I hike in Southern Utah often. It takes a full travel day from California, so I made a reservation at the State Park in Goblin Valley to car camp the first night. It was a good place to stay, one of the few campgrounds in the area with showers. It also has covered picnic tables at each campsite. These proved adequate to hold my hammock. goblin_campground.jpgThe wind was whipping through that place, especially around dawn and dusk. It was the strongest wind that I ever experienced while hammock camping, but I actually slept very well.
The beginning of the trail was at a place called Egypt bench near Escalante. After descending the bench, the lower mesa gives access to Fence Canyon, which is one of many tributaries into the Escalante River. The landscape is particularly great around Escalante; very rugged. beavertail_blooms.jpg I've used hammocks in the Escalante area several times in the past. Sometimes it has been hard to find trees, but I have manage to find a way (by bringing some extra rope).
This trip was the most hammock friendly of any I've taken in the area, because there were many trees to hang from.choprock_hang.jpg There were a lot of cottonwood trees and miraculously what appeared to be a pre-Columbian dwarf who is holding up the other end of my hammock. Actually, the other end is held up by another cottonwood tree.

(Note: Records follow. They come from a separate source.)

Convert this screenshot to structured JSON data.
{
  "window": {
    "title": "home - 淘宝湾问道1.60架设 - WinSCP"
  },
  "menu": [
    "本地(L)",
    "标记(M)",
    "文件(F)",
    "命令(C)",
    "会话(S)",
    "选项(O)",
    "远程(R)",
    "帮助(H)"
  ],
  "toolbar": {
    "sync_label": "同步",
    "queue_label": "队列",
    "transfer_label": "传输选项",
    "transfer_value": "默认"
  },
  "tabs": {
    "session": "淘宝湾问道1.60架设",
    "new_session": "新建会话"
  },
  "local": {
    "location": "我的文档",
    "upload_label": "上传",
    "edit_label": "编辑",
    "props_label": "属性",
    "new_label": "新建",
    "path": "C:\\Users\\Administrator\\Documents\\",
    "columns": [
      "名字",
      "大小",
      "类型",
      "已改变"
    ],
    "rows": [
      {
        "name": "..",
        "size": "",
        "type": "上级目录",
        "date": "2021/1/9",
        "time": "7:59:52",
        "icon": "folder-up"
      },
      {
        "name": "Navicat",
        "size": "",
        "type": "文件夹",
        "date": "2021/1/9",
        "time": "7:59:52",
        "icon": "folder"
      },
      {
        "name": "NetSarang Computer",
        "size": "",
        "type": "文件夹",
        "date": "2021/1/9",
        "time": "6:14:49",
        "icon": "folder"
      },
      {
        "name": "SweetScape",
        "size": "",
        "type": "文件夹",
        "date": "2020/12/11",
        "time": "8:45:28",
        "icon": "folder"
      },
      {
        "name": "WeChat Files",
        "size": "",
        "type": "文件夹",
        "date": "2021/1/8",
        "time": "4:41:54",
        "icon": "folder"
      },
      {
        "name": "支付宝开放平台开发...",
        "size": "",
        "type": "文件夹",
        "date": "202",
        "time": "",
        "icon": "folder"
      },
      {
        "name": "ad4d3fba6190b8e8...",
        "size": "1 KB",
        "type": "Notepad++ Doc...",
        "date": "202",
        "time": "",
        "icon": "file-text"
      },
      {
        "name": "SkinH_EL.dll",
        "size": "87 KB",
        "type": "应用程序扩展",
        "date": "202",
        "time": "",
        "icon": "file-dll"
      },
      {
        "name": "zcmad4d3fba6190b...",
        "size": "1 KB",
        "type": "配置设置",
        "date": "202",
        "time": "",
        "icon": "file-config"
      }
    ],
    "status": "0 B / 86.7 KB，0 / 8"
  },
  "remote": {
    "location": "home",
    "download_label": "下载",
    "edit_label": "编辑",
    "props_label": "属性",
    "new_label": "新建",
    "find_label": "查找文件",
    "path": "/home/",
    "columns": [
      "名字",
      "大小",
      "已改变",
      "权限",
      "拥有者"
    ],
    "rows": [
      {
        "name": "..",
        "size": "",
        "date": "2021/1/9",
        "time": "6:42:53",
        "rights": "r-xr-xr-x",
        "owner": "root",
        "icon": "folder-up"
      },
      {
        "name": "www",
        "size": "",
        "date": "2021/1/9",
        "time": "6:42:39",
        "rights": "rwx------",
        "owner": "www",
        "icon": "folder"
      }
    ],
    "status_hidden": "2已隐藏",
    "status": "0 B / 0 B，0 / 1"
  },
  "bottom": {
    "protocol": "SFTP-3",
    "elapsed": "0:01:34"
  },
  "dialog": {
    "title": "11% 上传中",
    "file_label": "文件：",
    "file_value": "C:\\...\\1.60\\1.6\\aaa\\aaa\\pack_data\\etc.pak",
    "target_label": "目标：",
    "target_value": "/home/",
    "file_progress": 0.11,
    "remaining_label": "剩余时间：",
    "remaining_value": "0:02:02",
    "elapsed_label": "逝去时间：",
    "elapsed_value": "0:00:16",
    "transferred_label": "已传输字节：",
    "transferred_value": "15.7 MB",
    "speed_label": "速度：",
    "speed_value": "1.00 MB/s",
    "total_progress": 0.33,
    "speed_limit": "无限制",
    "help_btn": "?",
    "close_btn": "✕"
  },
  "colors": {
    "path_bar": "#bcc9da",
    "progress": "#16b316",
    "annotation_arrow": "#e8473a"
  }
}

I didn't use my tarp on the entire trip, and I really liked having the visibility of the gathering light in the mornings.hammock_in_choprock.jpg
The camp at Baker Canyon was particularly scenic. We found out the next day that we had made camp very near some petroglyphs.petro_large.jpgAt this site, I hung from oak trees in a shaded ledge above the canyon floor. hammock_baker_canyon.jpg My friend had a tarptent, if you look just behind and to the left of the tent you can see my hammock hanging in the trees (much stealthier than the tent).baker_campsite_close.jpg Escalante is one of the real gems of Southern, Utah. And many areas are hammock friendly, especially the area near Egypt Bench.